- _Problem_
Reproduce the whole listing that follows, exactly as it stands.

- _Material supplied_
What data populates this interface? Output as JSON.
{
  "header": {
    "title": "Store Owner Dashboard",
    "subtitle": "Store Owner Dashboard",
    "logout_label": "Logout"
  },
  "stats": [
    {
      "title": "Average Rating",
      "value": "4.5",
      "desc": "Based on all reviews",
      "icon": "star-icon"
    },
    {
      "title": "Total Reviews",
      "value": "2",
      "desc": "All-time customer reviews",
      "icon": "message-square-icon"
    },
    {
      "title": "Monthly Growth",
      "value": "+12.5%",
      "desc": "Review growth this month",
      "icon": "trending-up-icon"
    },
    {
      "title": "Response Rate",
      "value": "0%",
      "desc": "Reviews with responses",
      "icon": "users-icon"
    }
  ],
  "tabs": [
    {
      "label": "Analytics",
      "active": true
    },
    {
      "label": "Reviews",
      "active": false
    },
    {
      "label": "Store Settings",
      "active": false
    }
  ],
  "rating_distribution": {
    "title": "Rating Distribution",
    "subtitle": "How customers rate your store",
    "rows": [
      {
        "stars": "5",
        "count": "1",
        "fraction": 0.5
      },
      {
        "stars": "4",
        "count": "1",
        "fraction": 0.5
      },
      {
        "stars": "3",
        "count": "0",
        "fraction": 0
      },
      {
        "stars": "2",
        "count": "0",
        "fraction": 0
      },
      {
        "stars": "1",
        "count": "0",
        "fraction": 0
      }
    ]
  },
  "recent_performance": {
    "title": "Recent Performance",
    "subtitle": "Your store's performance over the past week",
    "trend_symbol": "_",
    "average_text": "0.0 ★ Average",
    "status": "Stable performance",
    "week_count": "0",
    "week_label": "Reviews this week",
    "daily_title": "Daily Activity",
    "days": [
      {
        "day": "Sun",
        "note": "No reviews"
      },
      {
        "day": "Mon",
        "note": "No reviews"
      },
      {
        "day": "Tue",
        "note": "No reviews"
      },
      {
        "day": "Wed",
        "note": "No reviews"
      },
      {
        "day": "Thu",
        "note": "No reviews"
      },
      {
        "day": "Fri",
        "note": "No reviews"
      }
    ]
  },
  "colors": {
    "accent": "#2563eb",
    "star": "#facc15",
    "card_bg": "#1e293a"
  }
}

- _Exercise solution_
What data populates this interface? Output as JSON.
{
  "header": {
    "title": "Store Owner Dashboard",
    "subtitle": "Store Owner Dashboard",
    "logout_label": "Logout"
  },
  "stats": [
    {
      "title": "Average Rating",
      "value": "4.5",
      "desc": "Based on all reviews",
      "icon": "star-icon"
    },
    {
      "title": "Total Reviews",
      "value": "2",
      "desc": "All-time customer reviews",
      "icon": "message-square-icon"
    },
    {
      "title": "Monthly Growth",
      "value": "+12.5%",
      "desc": "Review growth this month",
      "icon": "trending-up-icon"
    },
    {
      "title": "Response Rate",
      "value": "0%",
      "desc": "Reviews with responses",
      "icon": "users-icon"
    }
  ],
  "tabs": [
    {
      "label": "Analytics",
      "active": true
    },
    {
      "label": "Reviews",
      "active": false
    },
    {
      "label": "Store Settings",
      "active": false
    }
  ],
  "rating_distribution": {
    "title": "Rating Distribution",
    "subtitle": "How customers rate your store",
    "rows": [
      {
        "stars": "5",
        "count": "1",
        "fraction": 0.5
      },
      {
        "stars": "4",
        "count": "1",
        "fraction": 0.5
      },
      {
        "stars": "3",
        "count": "0",
        "fraction": 0
      },
      {
        "stars": "2",
        "count": "0",
        "fraction": 0
      },
      {
        "stars": "1",
        "count": "0",
        "fraction": 0
      }
    ]
  },
  "recent_performance": {
    "title": "Recent Performance",
    "subtitle": "Your store's performance over the past week",
    "trend_symbol": "_",
    "average_text": "0.0 ★ Average",
    "status": "Stable performance",
    "week_count": "0",
    "week_label": "Reviews this week",
    "daily_title": "Daily Activity",
    "days": [
      {
        "day": "Sun",
        "note": "No reviews"
      },
      {
        "day": "Mon",
        "note": "No reviews"
      },
      {
        "day": "Tue",
        "note": "No reviews"
      },
      {
        "day": "Wed",
        "note": "No reviews"
      },
      {
        "day": "Thu",
        "note": "No reviews"
      },
      {
        "day": "Fri",
        "note": "No reviews"
      }
    ]
  },
  "colors": {
    "accent": "#2563eb",
    "star": "#facc15",
    "card_bg": "#1e293a"
  }
}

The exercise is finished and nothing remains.